by Allen Delaney
Welcome to summer in Southern Maryland! Grab a crab mallet and join us at the table. And they do, using the mallet with pile-driving gusto and turning perfectly steamed Maryland blueshells into crunchy crab patè. Thats how I can always identify a tourist visiting our fair state.
Upon arrival, the first thing they want to do is go to an authentic crab joint and soak in the atmosphere. Of course the crab houses I frequent dont get many tourists because its not atmosphere the patrons are soaking up. These places have two types of libations, cold beer and warm beer, and the waitresses dont put up with any nonsense so youd better know what you want when asked for your order. For us natives, a menu is not necessary.
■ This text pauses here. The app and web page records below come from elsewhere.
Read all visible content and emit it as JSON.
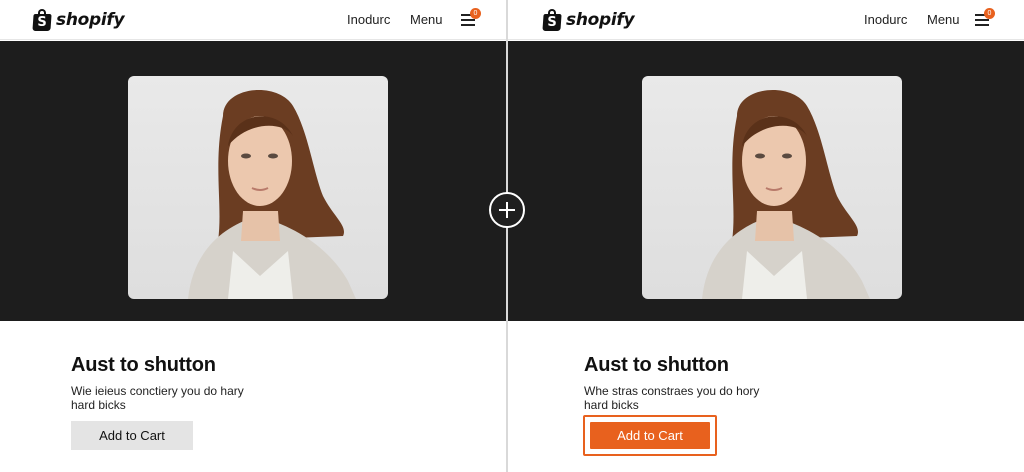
{
  "brand": {
    "name": "shopify",
    "logo_icon": "shopify-bag-icon",
    "logo_letter": "S"
  },
  "nav": {
    "link_label": "Inodurc",
    "menu_label": "Menu",
    "cart_badge": "0"
  },
  "colors": {
    "accent": "#e8611e",
    "hero_bg": "#1d1d1d",
    "button_grey": "#e4e4e4"
  },
  "variant_a": {
    "title": "Aust to shutton",
    "description": "Wie ieieus conctiery you do hary hard bicks",
    "button_label": "Add to Cart"
  },
  "variant_b": {
    "title": "Aust to shutton",
    "description": "Whe stras constraes you do hory hard bicks",
    "button_label": "Add to Cart"
  },
  "divider": {
    "icon": "plus-icon"
  }
}
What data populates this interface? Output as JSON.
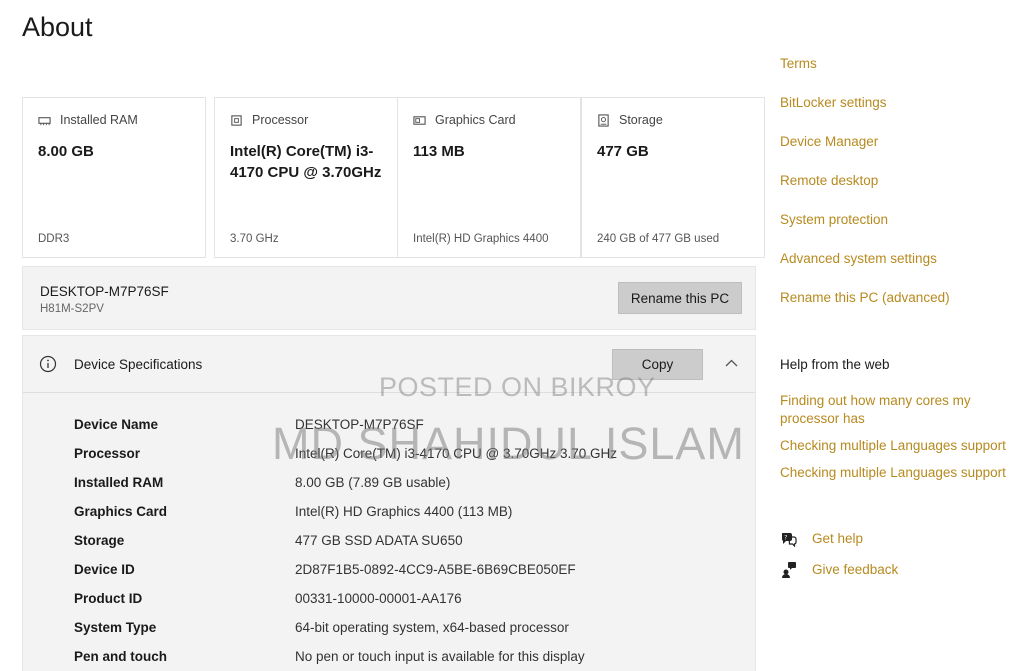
{
  "page": {
    "title": "About"
  },
  "cards": [
    {
      "icon": "ram-icon",
      "label": "Installed RAM",
      "value": "8.00 GB",
      "sub": "DDR3"
    },
    {
      "icon": "processor-icon",
      "label": "Processor",
      "value": "Intel(R) Core(TM) i3-4170 CPU @ 3.70GHz",
      "sub": "3.70 GHz"
    },
    {
      "icon": "graphics-card-icon",
      "label": "Graphics Card",
      "value": "113 MB",
      "sub": "Intel(R) HD Graphics 4400"
    },
    {
      "icon": "storage-icon",
      "label": "Storage",
      "value": "477 GB",
      "sub": "240 GB of 477 GB used"
    }
  ],
  "pc": {
    "name": "DESKTOP-M7P76SF",
    "model": "H81M-S2PV",
    "rename_label": "Rename this PC"
  },
  "specs": {
    "title": "Device Specifications",
    "copy_label": "Copy",
    "rows": [
      {
        "key": "Device Name",
        "value": "DESKTOP-M7P76SF"
      },
      {
        "key": "Processor",
        "value": "Intel(R) Core(TM) i3-4170 CPU @ 3.70GHz   3.70 GHz"
      },
      {
        "key": "Installed RAM",
        "value": "8.00 GB (7.89 GB usable)"
      },
      {
        "key": "Graphics Card",
        "value": "Intel(R) HD Graphics 4400 (113 MB)"
      },
      {
        "key": "Storage",
        "value": "477 GB SSD ADATA SU650"
      },
      {
        "key": "Device ID",
        "value": "2D87F1B5-0892-4CC9-A5BE-6B69CBE050EF"
      },
      {
        "key": "Product ID",
        "value": "00331-10000-00001-AA176"
      },
      {
        "key": "System Type",
        "value": "64-bit operating system, x64-based processor"
      },
      {
        "key": "Pen and touch",
        "value": "No pen or touch input is available for this display"
      }
    ]
  },
  "related_links": [
    "Terms",
    "BitLocker settings",
    "Device Manager",
    "Remote desktop",
    "System protection",
    "Advanced system settings",
    "Rename this PC (advanced)"
  ],
  "help": {
    "heading": "Help from the web",
    "links": [
      "Finding out how many cores my processor has",
      "Checking multiple Languages support",
      "Checking multiple Languages support"
    ],
    "get_help": "Get help",
    "give_feedback": "Give feedback"
  },
  "watermark": {
    "line1": "POSTED ON BIKROY",
    "line2": "MD SHAHIDUL ISLAM"
  },
  "colors": {
    "link": "#b78a1f",
    "panel": "#f3f3f3",
    "button": "#cccccc"
  }
}
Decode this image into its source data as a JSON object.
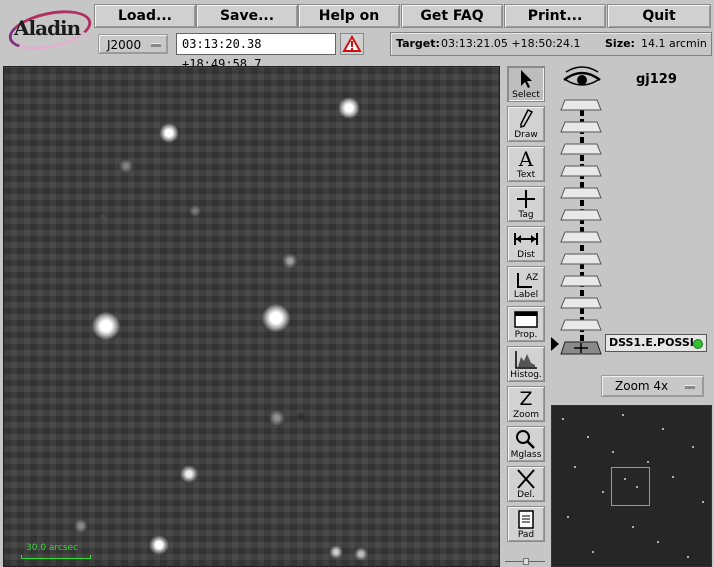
{
  "app": {
    "logo_text": "Aladin"
  },
  "menu": {
    "buttons": [
      {
        "label": "Load...",
        "name": "load-button"
      },
      {
        "label": "Save...",
        "name": "save-button"
      },
      {
        "label": "Help on",
        "name": "help-on-button"
      },
      {
        "label": "Get FAQ",
        "name": "get-faq-button"
      },
      {
        "label": "Print...",
        "name": "print-button"
      },
      {
        "label": "Quit",
        "name": "quit-button"
      }
    ]
  },
  "location": {
    "frame": "J2000",
    "coordinates": "03:13:20.38 +18:49:58.7",
    "target_label": "Target:",
    "target_value": "03:13:21.05 +18:50:24.1",
    "size_label": "Size:",
    "size_value": "14.1 arcmin"
  },
  "view": {
    "scale_label": "30.0 arcsec",
    "scale_color": "#33dd33"
  },
  "toolbar": {
    "tools": [
      {
        "name": "select",
        "label": "Select",
        "icon": "arrow-pointer-icon",
        "active": true
      },
      {
        "name": "draw",
        "label": "Draw",
        "icon": "pencil-icon"
      },
      {
        "name": "text",
        "label": "Text",
        "icon": "text-a-icon"
      },
      {
        "name": "tag",
        "label": "Tag",
        "icon": "crosshair-icon"
      },
      {
        "name": "dist",
        "label": "Dist",
        "icon": "distance-icon"
      },
      {
        "name": "label",
        "label": "Label",
        "icon": "label-az-icon"
      },
      {
        "name": "prop",
        "label": "Prop.",
        "icon": "window-icon"
      },
      {
        "name": "histog",
        "label": "Histog.",
        "icon": "histogram-icon"
      },
      {
        "name": "zoom",
        "label": "Zoom",
        "icon": "zoom-z-icon"
      },
      {
        "name": "mglass",
        "label": "Mglass",
        "icon": "magnifier-icon"
      },
      {
        "name": "del",
        "label": "Del.",
        "icon": "x-delete-icon"
      },
      {
        "name": "pad",
        "label": "Pad",
        "icon": "notepad-icon"
      }
    ]
  },
  "stack": {
    "object_name": "gj129",
    "survey": "DSS1.E.POSSI",
    "survey_status_color": "#33c033"
  },
  "zoom": {
    "level": "Zoom 4x"
  }
}
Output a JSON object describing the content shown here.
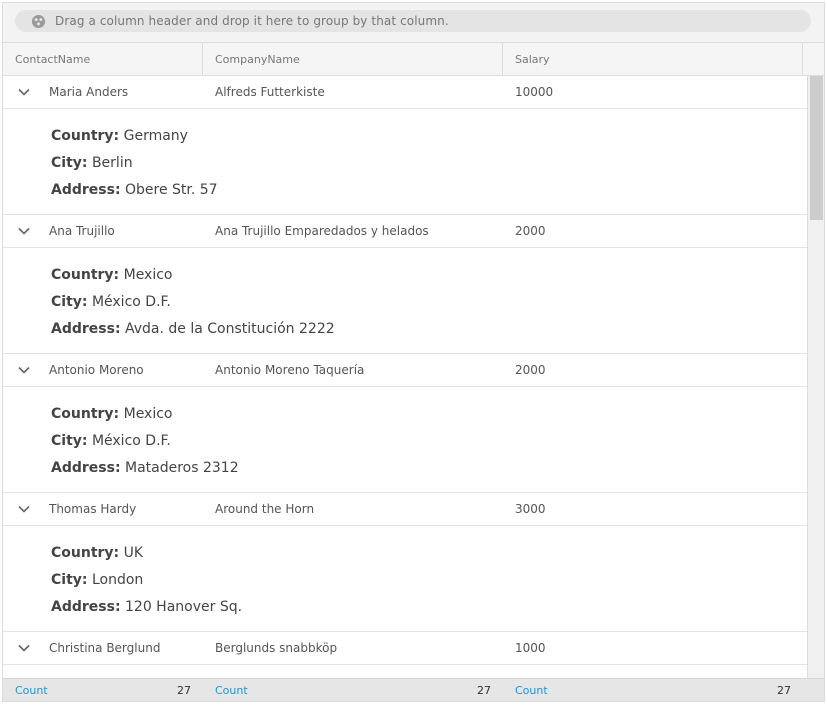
{
  "group_panel": {
    "hint": "Drag a column header and drop it here to group by that column.",
    "icon": "group-drag-icon"
  },
  "columns": [
    {
      "label": "ContactName"
    },
    {
      "label": "CompanyName"
    },
    {
      "label": "Salary"
    }
  ],
  "rows": [
    {
      "contact": "Maria Anders",
      "company": "Alfreds Futterkiste",
      "salary": "10000",
      "detail": {
        "country_key": "Country:",
        "country": "Germany",
        "city_key": "City:",
        "city": "Berlin",
        "address_key": "Address:",
        "address": "Obere Str. 57"
      }
    },
    {
      "contact": "Ana Trujillo",
      "company": "Ana Trujillo Emparedados y helados",
      "salary": "2000",
      "detail": {
        "country_key": "Country:",
        "country": "Mexico",
        "city_key": "City:",
        "city": "México D.F.",
        "address_key": "Address:",
        "address": "Avda. de la Constitución 2222"
      }
    },
    {
      "contact": "Antonio Moreno",
      "company": "Antonio Moreno Taquería",
      "salary": "2000",
      "detail": {
        "country_key": "Country:",
        "country": "Mexico",
        "city_key": "City:",
        "city": "México D.F.",
        "address_key": "Address:",
        "address": "Mataderos 2312"
      }
    },
    {
      "contact": "Thomas Hardy",
      "company": "Around the Horn",
      "salary": "3000",
      "detail": {
        "country_key": "Country:",
        "country": "UK",
        "city_key": "City:",
        "city": "London",
        "address_key": "Address:",
        "address": "120 Hanover Sq."
      }
    },
    {
      "contact": "Christina Berglund",
      "company": "Berglunds snabbköp",
      "salary": "1000"
    }
  ],
  "summary": [
    {
      "label": "Count",
      "value": "27"
    },
    {
      "label": "Count",
      "value": "27"
    },
    {
      "label": "Count",
      "value": "27"
    }
  ],
  "colors": {
    "accent": "#2196d3",
    "header_bg": "#f5f5f5",
    "footer_bg": "#e6e6e6"
  }
}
For starters well have two dozen jimmies and a pitcher of cold beer, thank you very much.
Now I dont mind out-of-towners coming in and spending their money in our local restaurants and hotels, but I hate seeing a perfectly good number-one steamed crab smashed as if it were trying to crawl up their Bermuda shorts. (Tourists: Remember, if its red, its dead.) Then for the next 20 minutes theyll try to separate the microscopic pieces of shell from the mush that used to be perfectly good crabmeat. And that was only one claw.
As for the body of the crab, well, thats a whole different challenge. Many times the visitors last resort is to study the illustrated instructions printed on the paper placemats after wiping smashed crab off of Step Number Four. After carefully scraping off the seasoning, and in some cases trying to wash the dirt off the crab, (Waitress! These crabs are brown on the bottom. Can we have some clean white ones, please?), they carefully open the crab. Our visitors understand how to separate the top of the shell from the body and pretty much know what the lungs, or devil fingers, look like. But they are ill prepared for the rest of the contents, as noted by their kids Ewwwing as Mom and Dad look at each other as if they just discovered theyve been brushing their teeth with the toilet scrubber. Two crabs and two hours later, theyll complain that its a lot of work for a little bit of mush, and theyll order a hamburger.
Then there are us locals who have a dozen or more shells piled in front of us with several empty beer pitchers scattered around the table. We look very much at home conversing with our friends, eating, picking and drinking, all in one seemingly fluid motion. The odd thing is, I dont ever remember being taught how to pick a crab. No one showed me or gave me directions. Its just something that Ive been doing all my life, much like breathing, sleeping and avoiding work.
After a few dozen blueshells, an authentic Southern Marylander will look as if a crab had exploded in front of him. There are bits of shell, flecks of crabmeat and spice scattered about the clothing, face and hair, while the stain and smell of Old Bay lingers under the fingertips for days. Down here we call that carry out.
So if you find yourself in a Maryland crab house staring at something that looks like a giant red spider covered in dirt and youve lost your placemat, dont be shy. Look for a nearby table that has a pile of discarded shells and an empty beer pitcher; then ask its occupants for help. Im sure they would be more than happy to give you a quick picking lesson. And if you really want to make them happy, offer to refill their pitcher.